The spirit of Hike it Baby that endures for me, beyond meeting up for hikes, is the desire to instill in our children the glory of time spent outside. Nature is a space for us to unwind and reenergize, all at the same time. We know time spent in nature is good for us and science agrees. Recently I interviewed Dr. Marc Berman, Director of the Environmental Neuroscience Laboratory at the University of Chicago. His lab focuses on determining why nature is good for us and what it does to our brain chemistry.
Marc, what can you tell us about what scientists already know about nature’s impact on our health?
Science and scientists all agree that nature and natural environments are good for us. However, what we have not determined is why they are good for us. A couple of factors could be at play here; a better air quality, being more likely to exercise, our brain simply likes being outside, or a number of other things.
In a study done recently, that documented how patients who recovered from gall bladder surgery had their recovery times reduced simply by having a room with a view of the park instead of the parking garage. Obviously, in that instance, the air quality and exercise factors don’t play into the equation, so there has to be something about your brain’s capacity to visually interpret the nature outside the window.
So, the visual appearance matters. Do both adults and children show this preference?
We know that adults prefer pictures of nature. That is true across cultures, ethnicities, and races. Different types of cultures value different aesthetics or types of nature- but they all value it. Our lab is currently running a study to see whether children also prefer nature, or if it is something they learn as they age.
If being outside is important, does it matter where you are? Or is simply being outside the goal?
Currently there are studies running that factor in location. These studies focus on if the type of environment matters, ie. a local park, national park, outside on a busy street, or indoors. There is a factor that deals with directed versus involuntary attention. Directed attention is when you choose to focus on a stimulant. This is what you do when you are working or at school. This type of attention can become fatigued, which is why you are tired at 3 pm or after a long day of work.

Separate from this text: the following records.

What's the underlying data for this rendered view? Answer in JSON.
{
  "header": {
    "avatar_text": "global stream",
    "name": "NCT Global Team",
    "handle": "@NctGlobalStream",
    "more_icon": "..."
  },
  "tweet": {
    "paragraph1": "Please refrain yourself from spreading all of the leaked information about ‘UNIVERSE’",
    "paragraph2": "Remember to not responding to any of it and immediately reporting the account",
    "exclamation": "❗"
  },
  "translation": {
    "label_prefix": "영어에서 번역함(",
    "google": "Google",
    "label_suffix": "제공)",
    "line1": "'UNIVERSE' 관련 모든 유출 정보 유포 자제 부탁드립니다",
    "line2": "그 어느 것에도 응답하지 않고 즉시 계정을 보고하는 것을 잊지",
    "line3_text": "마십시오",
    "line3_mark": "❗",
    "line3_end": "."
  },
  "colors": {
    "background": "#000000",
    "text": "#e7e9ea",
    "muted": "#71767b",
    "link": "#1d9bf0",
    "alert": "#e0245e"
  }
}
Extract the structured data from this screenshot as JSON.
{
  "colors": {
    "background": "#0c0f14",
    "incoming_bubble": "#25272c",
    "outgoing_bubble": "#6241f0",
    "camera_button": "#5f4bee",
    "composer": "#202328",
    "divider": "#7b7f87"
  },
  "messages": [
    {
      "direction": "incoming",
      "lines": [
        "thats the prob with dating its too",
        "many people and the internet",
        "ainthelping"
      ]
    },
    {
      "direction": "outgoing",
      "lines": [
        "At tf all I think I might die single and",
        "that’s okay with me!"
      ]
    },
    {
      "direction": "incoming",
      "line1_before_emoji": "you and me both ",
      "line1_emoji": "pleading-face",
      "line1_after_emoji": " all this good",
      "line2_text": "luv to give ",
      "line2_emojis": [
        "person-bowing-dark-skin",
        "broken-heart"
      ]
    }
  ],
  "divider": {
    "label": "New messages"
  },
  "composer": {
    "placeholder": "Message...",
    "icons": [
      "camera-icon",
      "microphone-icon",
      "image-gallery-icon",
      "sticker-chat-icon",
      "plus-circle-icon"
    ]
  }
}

The other type of attention, involuntary, happens when bright lights or loud noises occur. Your brain cannot help noticing these images and sounds. This type of attention cannot be fatigued.

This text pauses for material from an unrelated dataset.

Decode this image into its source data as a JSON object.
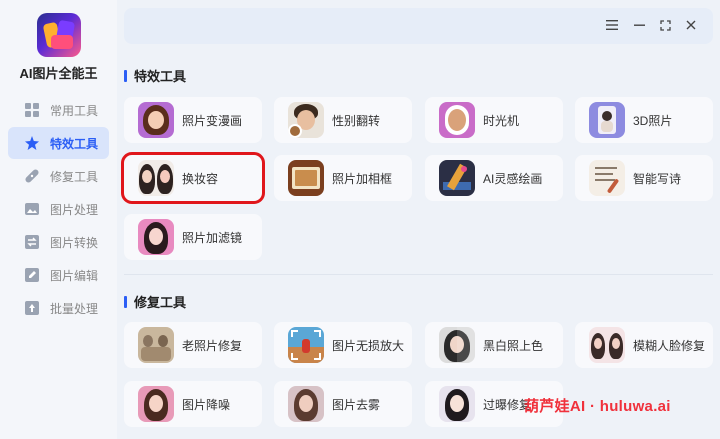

By going on a hike in a location where your directed attention is at a minimum and your involuntary attention is focusing on the interplay of light on the leaves or a landscape, you allow your brain to rest and restore itself. Now if you are at a gorgeous park but talking all the time on a cell phone, which requires you to pay attention, then you won’t be receiving the maximum benefit.
That is really cool. Is there anything else that you’d like to share with the Hike it Baby community?

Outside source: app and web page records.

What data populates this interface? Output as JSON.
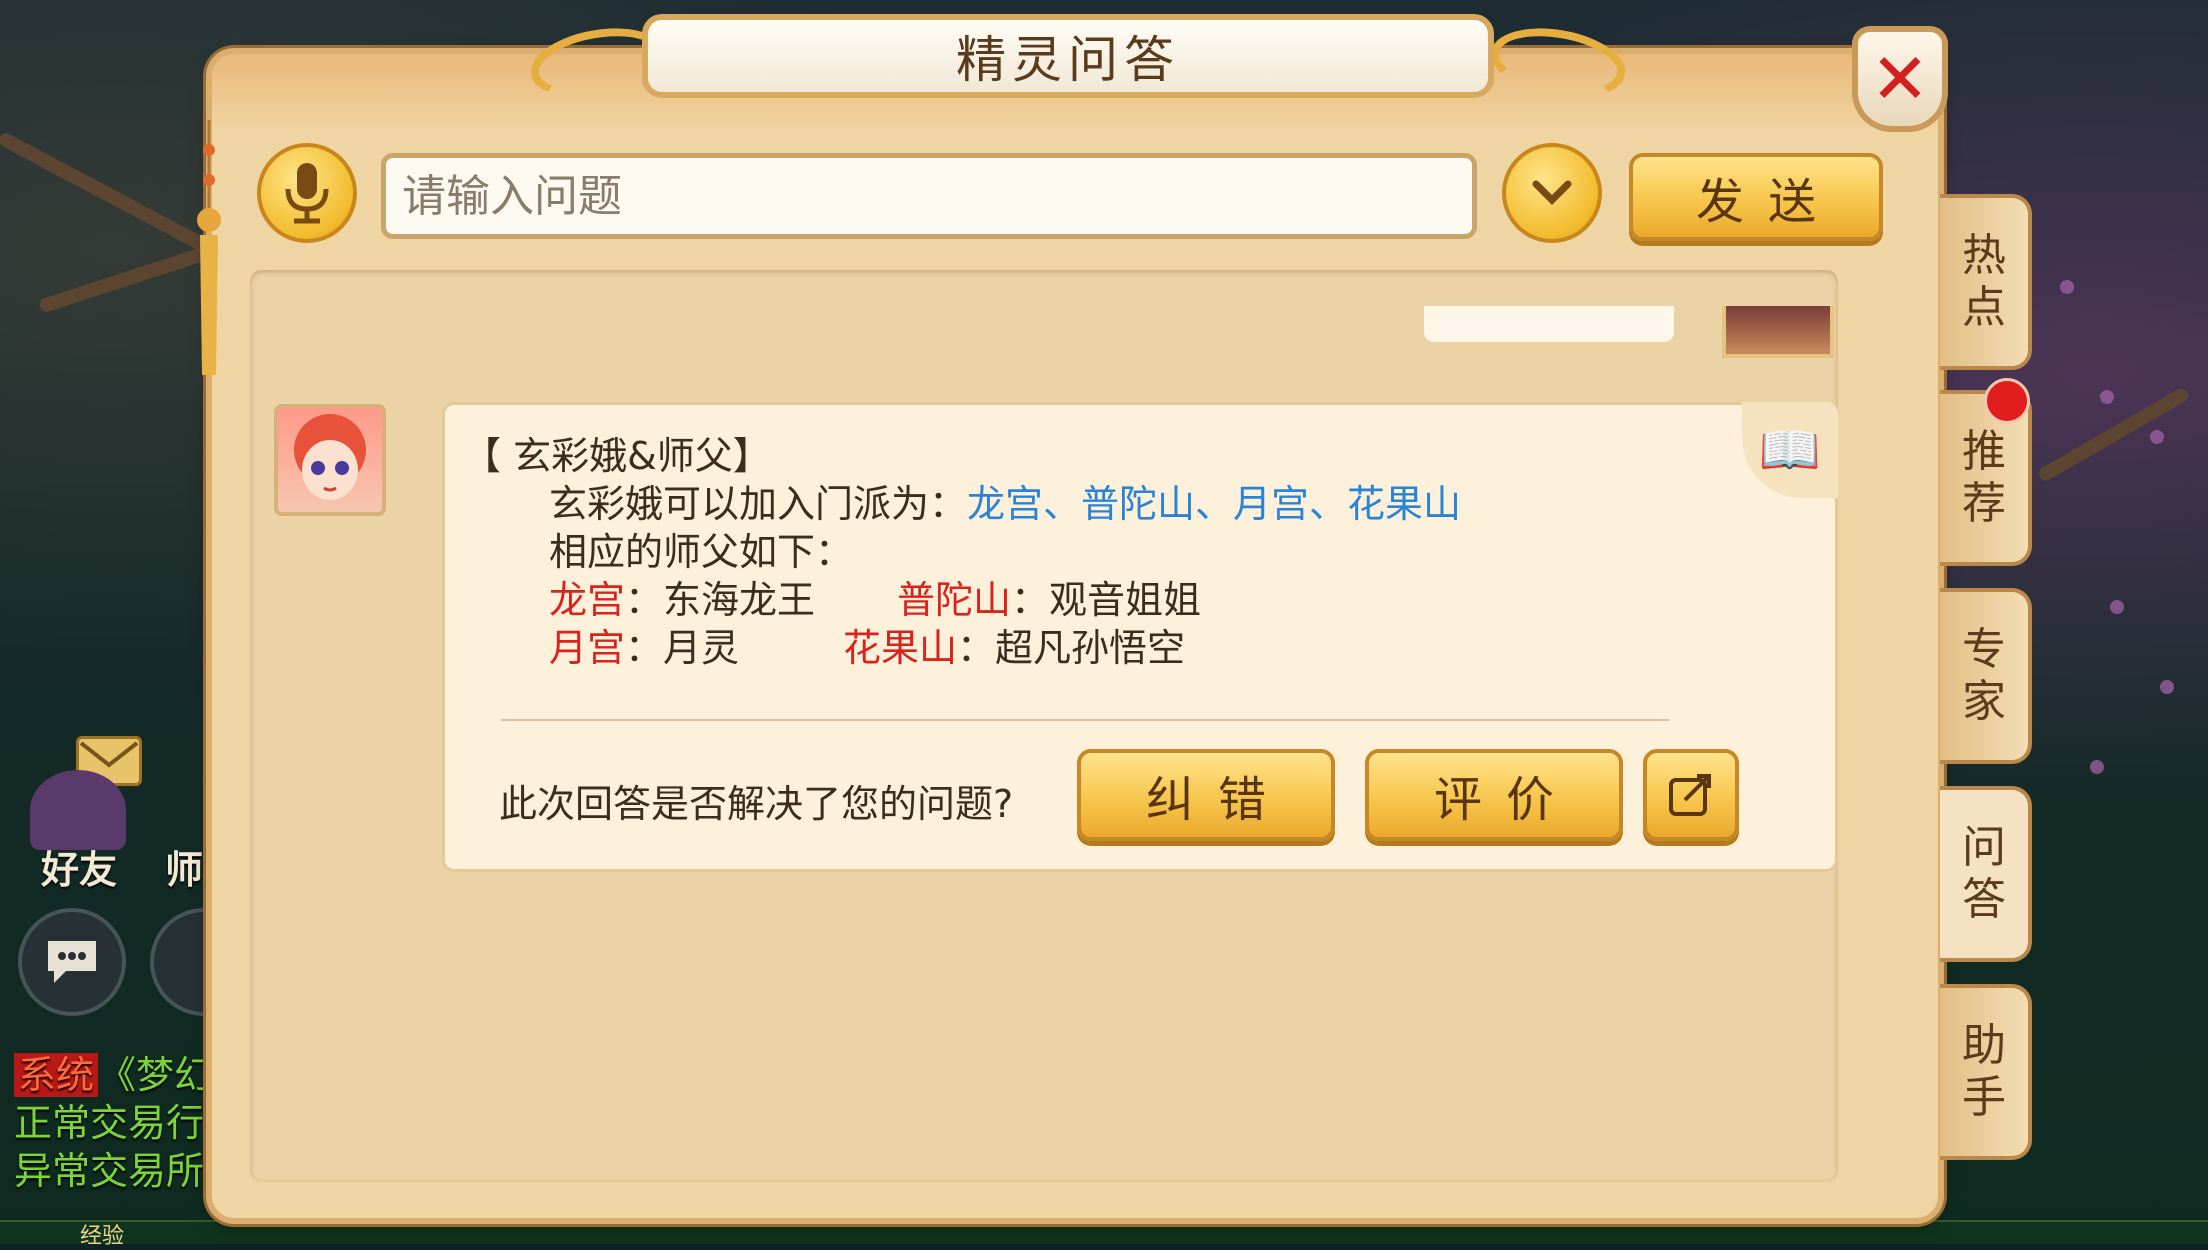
{
  "dialog": {
    "title": "精灵问答",
    "close_label": "✕"
  },
  "query_bar": {
    "input_placeholder": "请输入问题",
    "input_value": "",
    "send_label": "发送"
  },
  "answer": {
    "heading": "【 玄彩娥&师父】",
    "line1_prefix": "玄彩娥可以加入门派为：",
    "line1_schools": "龙宫、普陀山、月宫、花果山",
    "line2": "相应的师父如下：",
    "masters": [
      {
        "school": "龙宫",
        "sep": "：",
        "master": "东海龙王"
      },
      {
        "school": "普陀山",
        "sep": "：",
        "master": "观音姐姐"
      },
      {
        "school": "月宫",
        "sep": "：",
        "master": "月灵"
      },
      {
        "school": "花果山",
        "sep": "：",
        "master": "超凡孙悟空"
      }
    ],
    "feedback_question": "此次回答是否解决了您的问题?",
    "correct_label": "纠错",
    "rate_label": "评价"
  },
  "side_tabs": [
    {
      "label": "热点"
    },
    {
      "label": "推荐"
    },
    {
      "label": "专家"
    },
    {
      "label": "问答"
    },
    {
      "label": "助手"
    }
  ],
  "hud": {
    "friends_label": "好友",
    "master_label": "师",
    "chat_channel": "系统",
    "chat_lines": [
      "《梦幻",
      "正常交易行",
      "异常交易所"
    ],
    "exp_label": "经验"
  },
  "colors": {
    "link_blue": "#2a84d6",
    "school_red": "#d8241d",
    "gold": "#f7c64c"
  }
}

There was recently a study done in Ann Arbor that showed it doesn’t matter if the walk was quantifiably good or bad, your brain still received the restorative benefits from nature. We had subjects go for a walk on a perfect summer day and a blustery cold January day. While the second group rated their walk poorer, their brains showed the same amounts of rejuvenation as the walkers in the summer.
That’s proof of what most Hike it Baby families already know, getting outside is great for us, even when the weather isn’t.
For those of you who would like to learn more, there are labs that focus on research specifically with children in nature. Dr. Louise Chawla of the Environmental Design Program at the University of Colorado recently wrote an article encouraging the integration of green spaces around children’s homes and schools as well as throughout cities by urban trails, parks and what she calls “rough spaces” to encourage children’s creative play.